Don't Let Short Term Events Change Your Investment Goals
With every change in the world, there always seems to be the temptation to make an impulsive financial decision, especially when it comes to investing. This year especially was difficult for investors who made such decisions when the coronavirus hit hard and upended the stock market bringing a lot of panic selling with it. Events like the coronavirus and this year's presidential election are always impactful when it comes to investor markets, but you need to be careful about investment decisions made solely on market movements. You can keep your long-term goals and continue building wealth if you follow certain tips. Hold Steady When There's A Sudden Dip The COVID-19 recession was not a typical recession since a global pandemic is a rare event, but there will always be future corrections and recessions when economic activity reaches its peak and has to slow down. A recession certainly can cause a drop in your portfolio, especially during a volatile stock market period, but this is often only temporary.
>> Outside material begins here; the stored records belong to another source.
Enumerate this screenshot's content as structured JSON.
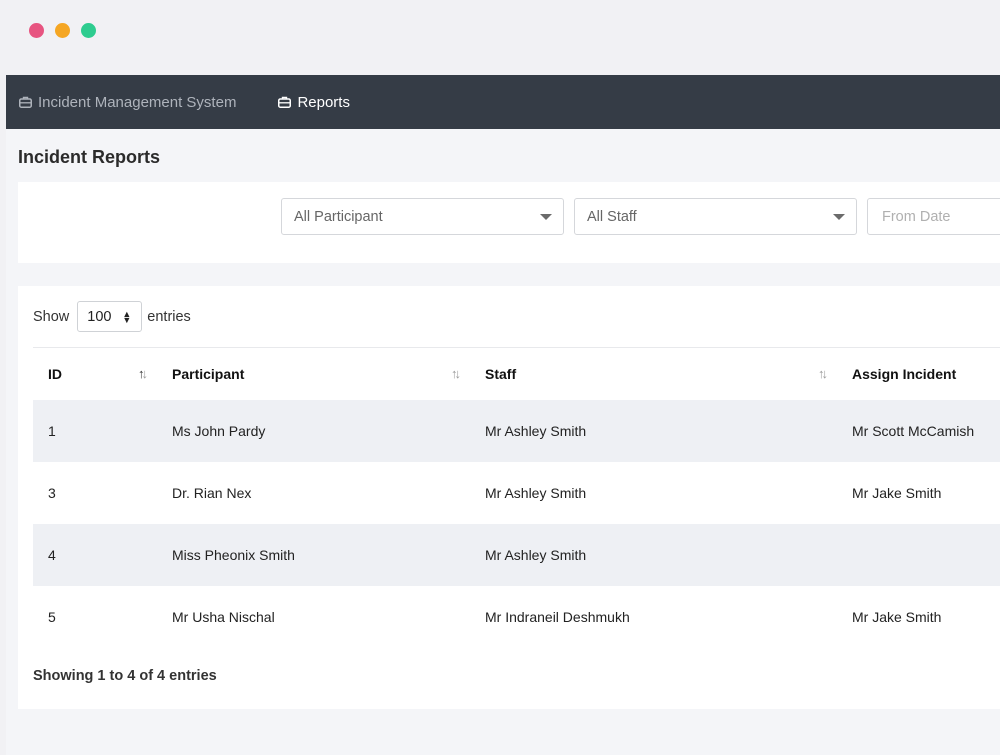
{
  "window": {
    "dots": [
      {
        "name": "close",
        "color": "#e75480"
      },
      {
        "name": "minimize",
        "color": "#f5a623"
      },
      {
        "name": "maximize",
        "color": "#2ecc8f"
      }
    ]
  },
  "navbar": {
    "brand": "Incident Management System",
    "items": [
      {
        "label": "Reports",
        "icon": "briefcase-icon"
      }
    ]
  },
  "page": {
    "title": "Incident Reports"
  },
  "filters": {
    "participant": "All Participant",
    "staff": "All Staff",
    "from_date_placeholder": "From Date"
  },
  "table": {
    "show_label": "Show",
    "entries_value": "100",
    "entries_label": "entries",
    "columns": [
      "ID",
      "Participant",
      "Staff",
      "Assign Incident"
    ],
    "rows": [
      [
        "1",
        "Ms John Pardy",
        "Mr Ashley Smith",
        "Mr Scott McCamish"
      ],
      [
        "3",
        "Dr. Rian Nex",
        "Mr Ashley Smith",
        "Mr Jake Smith"
      ],
      [
        "4",
        "Miss Pheonix Smith",
        "Mr Ashley Smith",
        ""
      ],
      [
        "5",
        "Mr Usha Nischal",
        "Mr Indraneil Deshmukh",
        "Mr Jake Smith"
      ]
    ],
    "info": "Showing 1 to 4 of 4 entries"
  },
  "colors": {
    "navbar_bg": "#353c46",
    "stripe": "#eef0f4",
    "page_bg": "#f4f5f8"
  }
}
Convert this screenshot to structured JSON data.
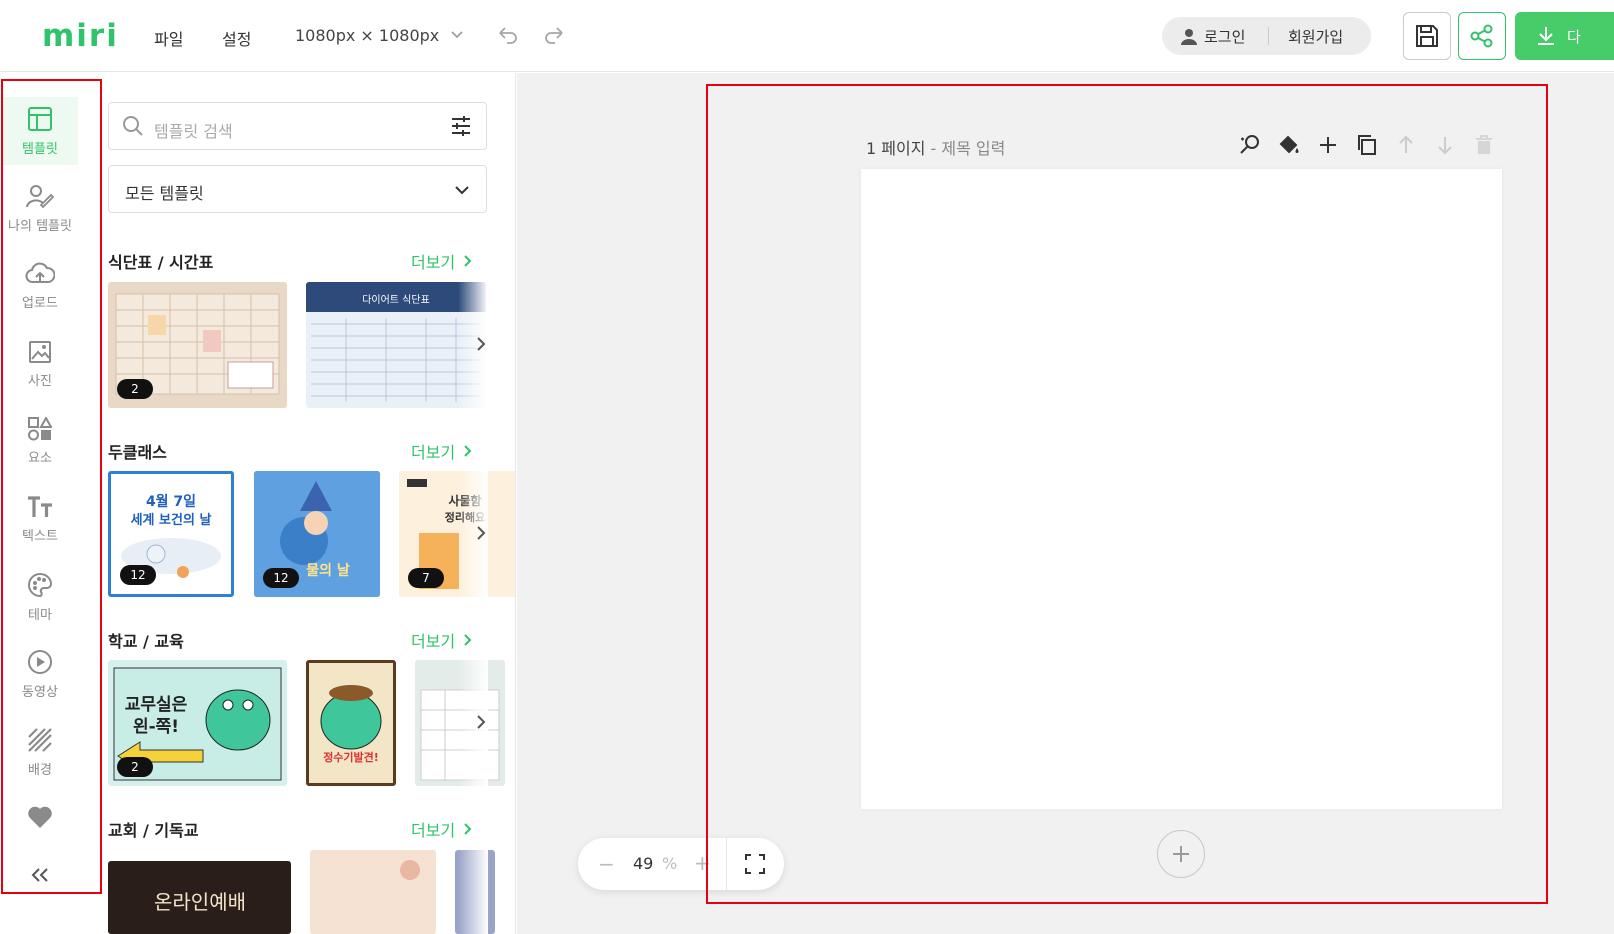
{
  "app": {
    "logo": "miri"
  },
  "topbar": {
    "menu_file": "파일",
    "menu_settings": "설정",
    "canvas_size": "1080px × 1080px",
    "login": "로그인",
    "signup": "회원가입",
    "download_label": "다",
    "accent": "#2fc36a",
    "download_color": "#46cc68"
  },
  "sidebar": {
    "items": [
      {
        "label": "템플릿",
        "icon": "template-icon"
      },
      {
        "label": "나의 템플릿",
        "icon": "my-template-icon"
      },
      {
        "label": "업로드",
        "icon": "upload-cloud-icon"
      },
      {
        "label": "사진",
        "icon": "photo-icon"
      },
      {
        "label": "요소",
        "icon": "shapes-icon"
      },
      {
        "label": "텍스트",
        "icon": "text-icon"
      },
      {
        "label": "테마",
        "icon": "palette-icon"
      },
      {
        "label": "동영상",
        "icon": "play-icon"
      },
      {
        "label": "배경",
        "icon": "background-icon"
      },
      {
        "label": "",
        "icon": "heart-icon"
      }
    ]
  },
  "panel": {
    "search_placeholder": "템플릿 검색",
    "filter_value": "모든 템플릿",
    "sections": [
      {
        "title": "식단표 / 시간표",
        "more": "더보기",
        "badges": [
          "2",
          "",
          ""
        ]
      },
      {
        "title": "두클래스",
        "more": "더보기",
        "badges": [
          "12",
          "12",
          "7"
        ]
      },
      {
        "title": "학교 / 교육",
        "more": "더보기",
        "badges": [
          "2",
          "",
          ""
        ]
      },
      {
        "title": "교회 / 기독교",
        "more": "더보기",
        "badges": [
          "",
          "",
          ""
        ]
      }
    ],
    "thumb_texts": {
      "t1b_title": "다이어트 식단표",
      "t2a_line1": "4월 7일",
      "t2a_line2": "세계 보건의 날",
      "t2b_title": "물의 날",
      "t2c_line1": "사물함",
      "t2c_line2": "정리해요",
      "t3a_line1": "교무실은",
      "t3a_line2": "왼-쪽!",
      "t3b_title": "정수기발견!",
      "t4a_title": "온라인예배"
    }
  },
  "editor": {
    "page_label": "1 페이지",
    "title_placeholder": " - 제목 입력",
    "zoom_value": "49",
    "zoom_unit": "%"
  }
}
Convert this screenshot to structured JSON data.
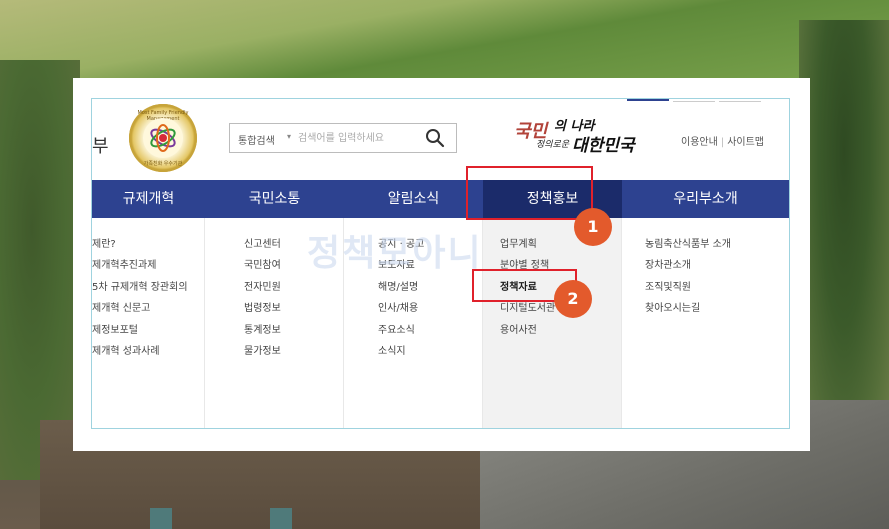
{
  "header": {
    "left_cut_text": "부",
    "emblem": {
      "ring_text": "Most Family Friendly Management",
      "bottom_text": "가족친화 우수기관"
    },
    "search": {
      "category_label": "통합검색",
      "placeholder": "검색어를 입력하세요",
      "button_icon": "search-icon"
    },
    "slogan": {
      "line1": "국민",
      "line1_small": "의 나라",
      "line2": "정의로운",
      "line2_big": "대한민국"
    },
    "util_links": [
      "이용안내",
      "사이트맵"
    ]
  },
  "nav": {
    "items": [
      {
        "label": "규제개혁"
      },
      {
        "label": "국민소통"
      },
      {
        "label": "알림소식"
      },
      {
        "label": "정책홍보"
      },
      {
        "label": "우리부소개"
      }
    ]
  },
  "menu": {
    "columns": [
      {
        "items": [
          "제란?",
          "제개혁추진과제",
          "5차 규제개혁 장관회의",
          "제개혁 신문고",
          "제정보포털",
          "제개혁 성과사례"
        ]
      },
      {
        "items": [
          "신고센터",
          "국민참여",
          "전자민원",
          "법령정보",
          "통계정보",
          "물가정보"
        ]
      },
      {
        "items": [
          "공지 · 공고",
          "보도자료",
          "해명/설명",
          "인사/채용",
          "주요소식",
          "소식지"
        ]
      },
      {
        "items": [
          "업무계획",
          "분야별 정책",
          "정책자료",
          "디지털도서관",
          "용어사전"
        ]
      },
      {
        "items": [
          "농림축산식품부 소개",
          "장차관소개",
          "조직및직원",
          "찾아오시는길"
        ]
      }
    ]
  },
  "watermark": "정책모아니",
  "annotations": [
    {
      "label": "1"
    },
    {
      "label": "2"
    }
  ],
  "colors": {
    "nav_bg": "#2d4290",
    "nav_active": "#1b2b6a",
    "highlight": "#e0212b",
    "step_badge": "#e35a2c"
  }
}
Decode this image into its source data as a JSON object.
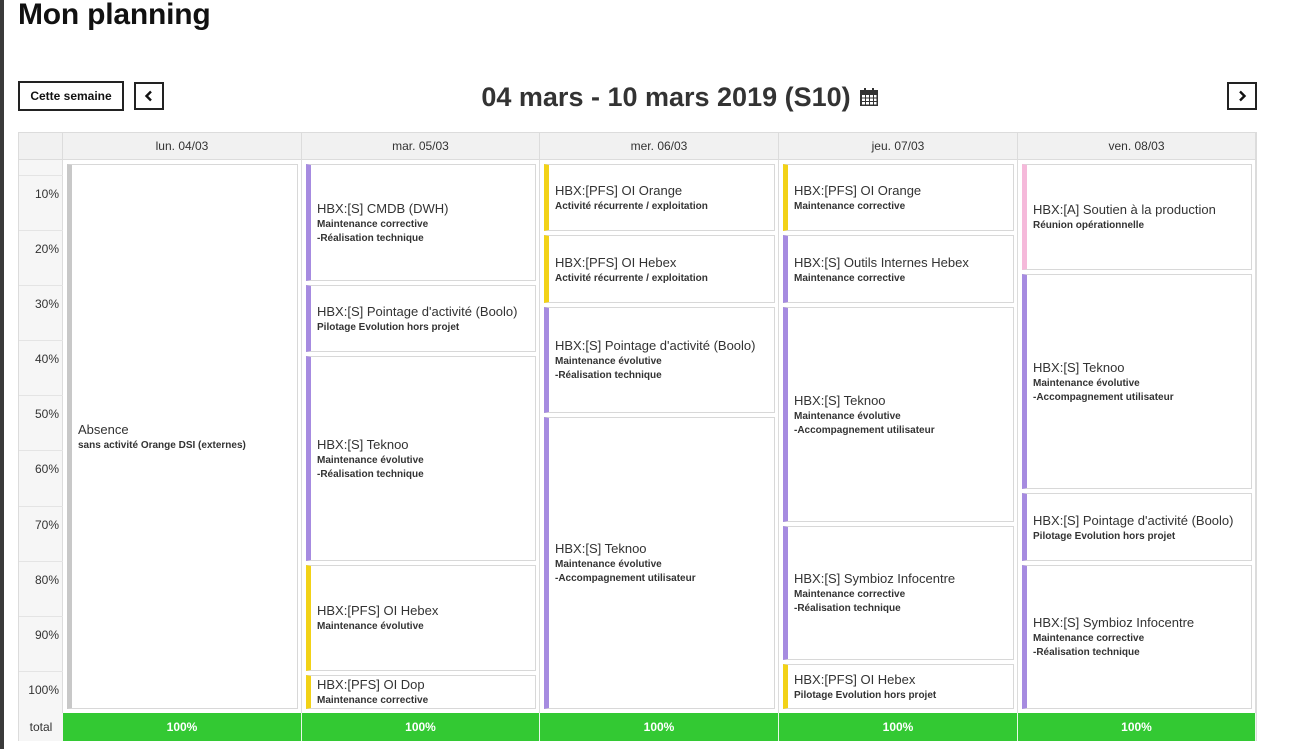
{
  "page_title": "Mon planning",
  "toolbar": {
    "this_week_label": "Cette semaine",
    "prev_icon": "chevron-left-icon",
    "next_icon": "chevron-right-icon",
    "week_range": "04 mars - 10 mars 2019 (S10)",
    "calendar_icon": "calendar-icon"
  },
  "days": [
    "lun. 04/03",
    "mar. 05/03",
    "mer. 06/03",
    "jeu. 07/03",
    "ven. 08/03"
  ],
  "axis_labels": [
    "10%",
    "20%",
    "30%",
    "40%",
    "50%",
    "60%",
    "70%",
    "80%",
    "90%",
    "100%"
  ],
  "colors": {
    "purple": "#a68be0",
    "yellow": "#f2d217",
    "grey": "#c8c8c8",
    "pink": "#f5b9da",
    "total_green": "#33c933"
  },
  "events": [
    [
      {
        "title": "Absence",
        "details": [
          "sans activité Orange DSI (externes)"
        ],
        "color": "grey",
        "load_pct": 100
      }
    ],
    [
      {
        "title": "HBX:[S] CMDB (DWH)",
        "details": [
          "Maintenance corrective",
          "-Réalisation technique"
        ],
        "color": "purple",
        "load_pct": 22
      },
      {
        "title": "HBX:[S] Pointage d'activité (Boolo)",
        "details": [
          "Pilotage Evolution hors projet"
        ],
        "color": "purple",
        "load_pct": 13
      },
      {
        "title": "HBX:[S] Teknoo",
        "details": [
          "Maintenance évolutive",
          "-Réalisation technique"
        ],
        "color": "purple",
        "load_pct": 38
      },
      {
        "title": "HBX:[PFS] OI Hebex",
        "details": [
          "Maintenance évolutive"
        ],
        "color": "yellow",
        "load_pct": 20
      },
      {
        "title": "HBX:[PFS] OI Dop",
        "details": [
          "Maintenance corrective"
        ],
        "color": "yellow",
        "load_pct": 7
      }
    ],
    [
      {
        "title": "HBX:[PFS] OI Orange",
        "details": [
          "Activité récurrente / exploitation"
        ],
        "color": "yellow",
        "load_pct": 13
      },
      {
        "title": "HBX:[PFS] OI Hebex",
        "details": [
          "Activité récurrente / exploitation"
        ],
        "color": "yellow",
        "load_pct": 13
      },
      {
        "title": "HBX:[S] Pointage d'activité (Boolo)",
        "details": [
          "Maintenance évolutive",
          "-Réalisation technique"
        ],
        "color": "purple",
        "load_pct": 20
      },
      {
        "title": "HBX:[S] Teknoo",
        "details": [
          "Maintenance évolutive",
          "-Accompagnement utilisateur"
        ],
        "color": "purple",
        "load_pct": 54
      }
    ],
    [
      {
        "title": "HBX:[PFS] OI Orange",
        "details": [
          "Maintenance corrective"
        ],
        "color": "yellow",
        "load_pct": 13
      },
      {
        "title": "HBX:[S] Outils Internes Hebex",
        "details": [
          "Maintenance corrective"
        ],
        "color": "purple",
        "load_pct": 13
      },
      {
        "title": "HBX:[S] Teknoo",
        "details": [
          "Maintenance évolutive",
          "-Accompagnement utilisateur"
        ],
        "color": "purple",
        "load_pct": 40
      },
      {
        "title": "HBX:[S] Symbioz Infocentre",
        "details": [
          "Maintenance corrective",
          "-Réalisation technique"
        ],
        "color": "purple",
        "load_pct": 25
      },
      {
        "title": "HBX:[PFS] OI Hebex",
        "details": [
          "Pilotage Evolution hors projet"
        ],
        "color": "yellow",
        "load_pct": 9
      }
    ],
    [
      {
        "title": "HBX:[A] Soutien à la production",
        "details": [
          "Réunion opérationnelle"
        ],
        "color": "pink",
        "load_pct": 20
      },
      {
        "title": "HBX:[S] Teknoo",
        "details": [
          "Maintenance évolutive",
          "-Accompagnement utilisateur"
        ],
        "color": "purple",
        "load_pct": 40
      },
      {
        "title": "HBX:[S] Pointage d'activité (Boolo)",
        "details": [
          "Pilotage Evolution hors projet"
        ],
        "color": "purple",
        "load_pct": 13
      },
      {
        "title": "HBX:[S] Symbioz Infocentre",
        "details": [
          "Maintenance corrective",
          "-Réalisation technique"
        ],
        "color": "purple",
        "load_pct": 27
      }
    ]
  ],
  "totals": {
    "label": "total",
    "values": [
      "100%",
      "100%",
      "100%",
      "100%",
      "100%"
    ]
  }
}
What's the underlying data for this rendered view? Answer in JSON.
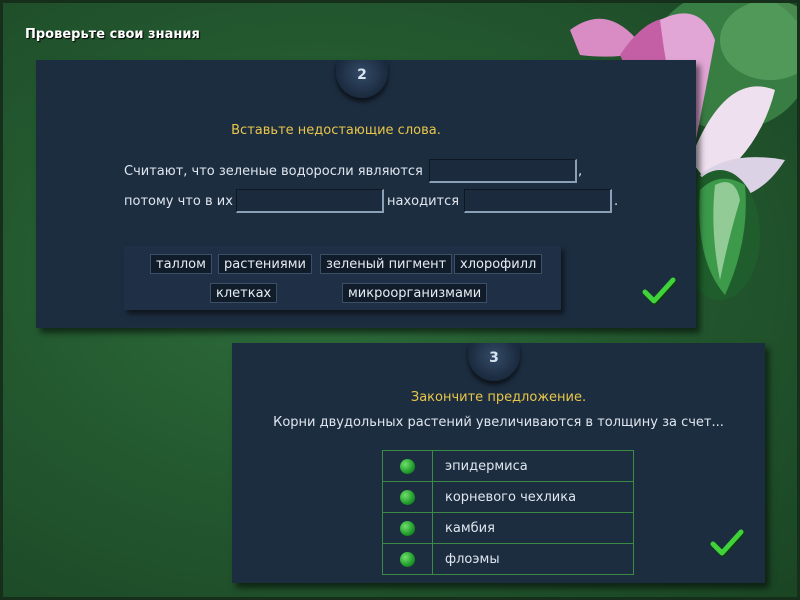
{
  "page": {
    "title": "Проверьте свои знания"
  },
  "task2": {
    "number": "2",
    "instruction": "Вставьте недостающие слова.",
    "line1_text": "Считают, что зеленые водоросли являются",
    "line1_end": ",",
    "line2_start": "потому что в их",
    "line2_middle": "находится",
    "line2_end": ".",
    "word_bank": [
      "таллом",
      "растениями",
      "зеленый пигмент",
      "хлорофилл",
      "клетках",
      "микроорганизмами"
    ]
  },
  "task3": {
    "number": "3",
    "instruction": "Закончите предложение.",
    "question": "Корни двудольных растений увеличиваются в толщину за счет...",
    "options": [
      "эпидермиса",
      "корневого чехлика",
      "камбия",
      "флоэмы"
    ]
  },
  "colors": {
    "accent_yellow": "#e8c64a",
    "check_green": "#3fd23a",
    "panel_bg": "#1d2d40"
  },
  "icons": {
    "check": "checkmark-icon",
    "radio": "radio-dot-icon"
  }
}
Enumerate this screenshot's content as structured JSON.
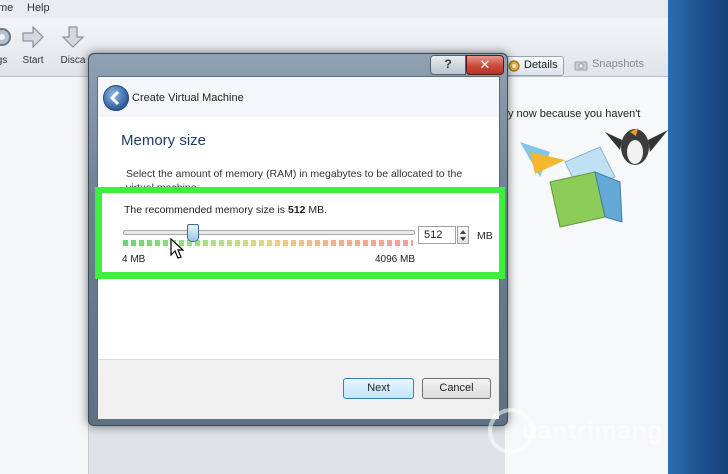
{
  "menubar": {
    "items": [
      "me",
      "Help"
    ]
  },
  "toolbar": {
    "buttons": [
      {
        "label": "gs",
        "icon": "settings-gear-icon"
      },
      {
        "label": "Start",
        "icon": "start-arrow-icon"
      },
      {
        "label": "Disca",
        "icon": "discard-arrow-down-icon"
      }
    ],
    "details_label": "Details",
    "snapshots_label": "Snapshots"
  },
  "welcome": {
    "text": "y now because you haven't"
  },
  "dialog": {
    "title": "Create Virtual Machine",
    "help_label": "?",
    "close_label": "✕",
    "section_title": "Memory size",
    "description": "Select the amount of memory (RAM) in megabytes to be allocated to the virtual machine.",
    "recommended_prefix": "The recommended memory size is ",
    "recommended_value": "512",
    "recommended_suffix": " MB.",
    "slider": {
      "min_label": "4 MB",
      "max_label": "4096 MB",
      "min": 4,
      "max": 4096,
      "value": 512
    },
    "memory_input_value": "512",
    "unit_label": "MB",
    "next_label": "Next",
    "cancel_label": "Cancel"
  },
  "watermark": {
    "text": "uantrimang"
  },
  "colors": {
    "highlight": "#3cf03c",
    "title_blue": "#1c3c6e",
    "close_red": "#c94a3a"
  }
}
Unless a company whose stock you own is actually in danger of going bankrupt and becoming insolvent, chances are it's going to rebound and perform a lot better once the market stabilizes again. In fact, a market dip could be the perfect time to buy more stocks or mutual fund shares. Watch Out For Bubbles Sometimes certain industries show promise of becoming the future of consumer demand, but they can end up being bought into too prematurely at times. For example, back in the early 2000's, many investors were buying into new web-based companies and those they expected to become tech giants, and as a result too many stocks became overpriced and caused market bubbles. When your investments start becoming unusually high valued, it's usually a good idea to sell off overvalued assets and place your funds in more stable assets until the market cools. Pay Attention To Government Regulations One issue you do need to be aware of is government actions in response to major events that could impact your investments. For example, the Dodd-Frank Act greatly affected the real estate market, and new tax regulations are always affecting how investors allocate their assets. It's important to stay informed about how regulations will affect various industries, especially sectors like energy and manufacturing, and consider whether you need to diversify more out of those industries. You should also consider how capital gains taxes and dividend taxes affect your assets, and also move assets around between tax-deferred accounts and standard brokerage accounts. Be Aware Of The Federal Reserve's Interest Rate Changes Another thing that influences the stock market is the Federal Reserve, and when it adjusts the federal funds rate, the market can move up and down. It's often discussed that when interest rates go up and the stock market trends down, the bond market is the place to go. But before you consider adjusting your portfolio into bonds, consider where you are in your career, and when you expect to retire. Bonds tend to bring in much lower earnings, and they are not a great hedge against inflation. If you're interested in other investments during interest rate changes, and you're willing to take on a little risk, you might consider investing in alternative assets such as real estate or even precious metals. Have A Budget For Retirement And Plan What You'll Do When You Have To Take Distributions Remember, if you own certain retirement accounts, you have to take minimum distributions from it by a certain age as specified by the IRS. The good news is they've bumped the age back from 70 1/2 to 72 for certain individuals. But once you start taking those distributions, you need to make sure they are being budgeted wisely so you can guarantee income will last all throughput your retirement.